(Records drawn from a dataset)
=== Begin Enclosure ===
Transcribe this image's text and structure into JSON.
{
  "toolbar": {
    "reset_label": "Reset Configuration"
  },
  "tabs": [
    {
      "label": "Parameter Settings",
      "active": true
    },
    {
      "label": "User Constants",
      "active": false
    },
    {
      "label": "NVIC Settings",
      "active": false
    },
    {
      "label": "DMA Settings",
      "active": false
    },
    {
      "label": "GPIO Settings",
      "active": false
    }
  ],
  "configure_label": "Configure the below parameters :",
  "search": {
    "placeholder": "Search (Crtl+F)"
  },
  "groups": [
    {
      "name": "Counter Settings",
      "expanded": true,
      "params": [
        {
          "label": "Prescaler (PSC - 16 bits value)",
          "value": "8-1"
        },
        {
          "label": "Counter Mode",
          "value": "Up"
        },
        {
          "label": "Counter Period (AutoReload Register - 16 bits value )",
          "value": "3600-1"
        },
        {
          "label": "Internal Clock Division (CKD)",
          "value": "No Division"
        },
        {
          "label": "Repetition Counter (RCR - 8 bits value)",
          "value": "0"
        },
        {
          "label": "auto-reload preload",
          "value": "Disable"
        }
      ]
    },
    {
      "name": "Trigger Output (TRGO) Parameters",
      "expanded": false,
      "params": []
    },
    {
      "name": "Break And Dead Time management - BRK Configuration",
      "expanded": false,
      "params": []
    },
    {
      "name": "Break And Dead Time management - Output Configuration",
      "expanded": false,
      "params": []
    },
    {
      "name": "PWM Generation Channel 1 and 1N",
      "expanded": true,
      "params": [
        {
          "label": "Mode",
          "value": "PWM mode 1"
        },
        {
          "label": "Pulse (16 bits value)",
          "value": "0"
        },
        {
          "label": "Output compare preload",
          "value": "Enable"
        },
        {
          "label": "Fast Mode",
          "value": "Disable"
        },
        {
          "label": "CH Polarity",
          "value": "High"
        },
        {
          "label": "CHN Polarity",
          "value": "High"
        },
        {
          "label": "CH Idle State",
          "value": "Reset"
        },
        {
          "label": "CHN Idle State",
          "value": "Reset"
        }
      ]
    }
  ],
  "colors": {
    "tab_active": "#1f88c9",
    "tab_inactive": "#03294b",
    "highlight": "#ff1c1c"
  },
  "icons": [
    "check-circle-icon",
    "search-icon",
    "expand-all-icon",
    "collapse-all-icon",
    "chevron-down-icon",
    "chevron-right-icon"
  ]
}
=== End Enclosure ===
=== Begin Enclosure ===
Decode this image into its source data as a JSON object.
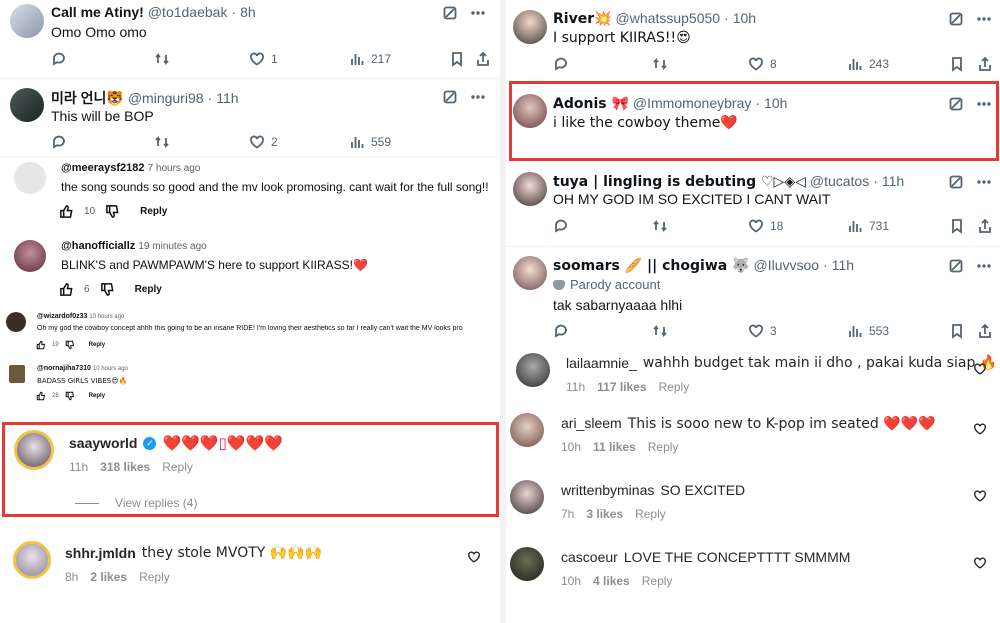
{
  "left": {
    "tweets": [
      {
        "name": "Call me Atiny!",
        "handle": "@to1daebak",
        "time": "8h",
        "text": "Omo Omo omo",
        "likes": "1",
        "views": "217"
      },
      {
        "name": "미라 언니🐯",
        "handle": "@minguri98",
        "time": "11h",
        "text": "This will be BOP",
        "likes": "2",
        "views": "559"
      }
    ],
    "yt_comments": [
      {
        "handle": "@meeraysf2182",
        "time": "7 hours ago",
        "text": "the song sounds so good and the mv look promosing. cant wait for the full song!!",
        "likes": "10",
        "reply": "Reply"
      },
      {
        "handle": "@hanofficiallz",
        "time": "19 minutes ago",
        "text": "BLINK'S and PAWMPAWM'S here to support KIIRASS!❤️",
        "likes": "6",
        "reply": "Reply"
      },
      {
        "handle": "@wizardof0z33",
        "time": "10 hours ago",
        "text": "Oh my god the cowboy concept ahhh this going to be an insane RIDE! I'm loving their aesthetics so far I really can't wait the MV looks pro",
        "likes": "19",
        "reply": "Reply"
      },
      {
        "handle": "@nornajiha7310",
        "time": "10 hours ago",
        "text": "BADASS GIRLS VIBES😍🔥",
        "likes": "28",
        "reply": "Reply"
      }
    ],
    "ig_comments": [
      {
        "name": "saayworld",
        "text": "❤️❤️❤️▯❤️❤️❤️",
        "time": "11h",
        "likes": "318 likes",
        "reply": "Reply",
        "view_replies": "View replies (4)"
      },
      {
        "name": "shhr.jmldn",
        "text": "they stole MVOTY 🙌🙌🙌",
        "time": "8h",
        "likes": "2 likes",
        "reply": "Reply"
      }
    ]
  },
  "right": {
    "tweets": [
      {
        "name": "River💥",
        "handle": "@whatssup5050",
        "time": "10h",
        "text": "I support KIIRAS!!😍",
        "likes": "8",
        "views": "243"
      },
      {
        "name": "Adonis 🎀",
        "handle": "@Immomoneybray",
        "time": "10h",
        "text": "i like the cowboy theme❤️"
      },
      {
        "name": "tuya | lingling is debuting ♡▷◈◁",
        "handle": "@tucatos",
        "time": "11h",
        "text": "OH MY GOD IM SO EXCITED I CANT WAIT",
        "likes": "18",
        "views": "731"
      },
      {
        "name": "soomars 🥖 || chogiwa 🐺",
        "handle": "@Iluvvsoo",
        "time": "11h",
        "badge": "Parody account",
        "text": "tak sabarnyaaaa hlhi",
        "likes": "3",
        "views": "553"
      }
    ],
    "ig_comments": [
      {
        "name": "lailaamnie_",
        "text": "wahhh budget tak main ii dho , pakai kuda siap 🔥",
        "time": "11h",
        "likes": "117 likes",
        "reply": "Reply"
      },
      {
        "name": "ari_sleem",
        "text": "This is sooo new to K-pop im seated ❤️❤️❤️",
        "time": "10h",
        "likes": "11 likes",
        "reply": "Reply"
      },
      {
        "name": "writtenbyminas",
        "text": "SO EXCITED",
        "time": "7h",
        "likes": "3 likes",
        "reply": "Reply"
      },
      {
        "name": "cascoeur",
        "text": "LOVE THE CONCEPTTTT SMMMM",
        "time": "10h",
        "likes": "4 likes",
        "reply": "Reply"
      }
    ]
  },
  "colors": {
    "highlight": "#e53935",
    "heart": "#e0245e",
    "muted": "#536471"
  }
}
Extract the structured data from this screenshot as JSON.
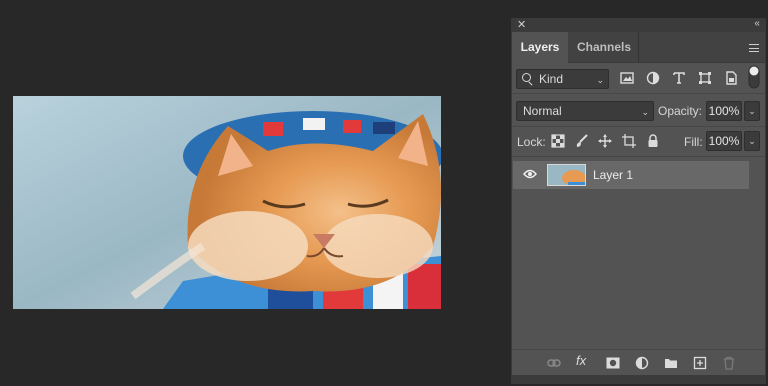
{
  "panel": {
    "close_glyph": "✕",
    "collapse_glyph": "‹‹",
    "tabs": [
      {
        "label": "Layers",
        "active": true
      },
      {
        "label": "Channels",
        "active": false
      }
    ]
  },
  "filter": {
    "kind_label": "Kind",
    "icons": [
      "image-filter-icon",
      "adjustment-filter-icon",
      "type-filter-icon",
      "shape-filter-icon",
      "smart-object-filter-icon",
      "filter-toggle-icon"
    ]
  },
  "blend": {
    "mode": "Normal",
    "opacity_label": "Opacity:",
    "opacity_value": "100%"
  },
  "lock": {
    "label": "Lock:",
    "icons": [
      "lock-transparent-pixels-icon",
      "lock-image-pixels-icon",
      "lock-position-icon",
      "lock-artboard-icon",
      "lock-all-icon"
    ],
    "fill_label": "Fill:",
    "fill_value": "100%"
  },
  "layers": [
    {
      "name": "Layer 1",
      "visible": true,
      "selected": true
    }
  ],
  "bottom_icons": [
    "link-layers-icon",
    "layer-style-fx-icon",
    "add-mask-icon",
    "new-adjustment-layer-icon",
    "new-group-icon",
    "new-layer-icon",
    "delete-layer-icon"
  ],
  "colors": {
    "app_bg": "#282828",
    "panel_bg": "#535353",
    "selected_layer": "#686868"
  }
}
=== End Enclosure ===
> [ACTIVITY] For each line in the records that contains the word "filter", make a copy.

> [ANSWER BOX]
  "filter": {
      "image-filter-icon",
      "adjustment-filter-icon",
      "type-filter-icon",
      "shape-filter-icon",
      "smart-object-filter-icon",
      "filter-toggle-icon"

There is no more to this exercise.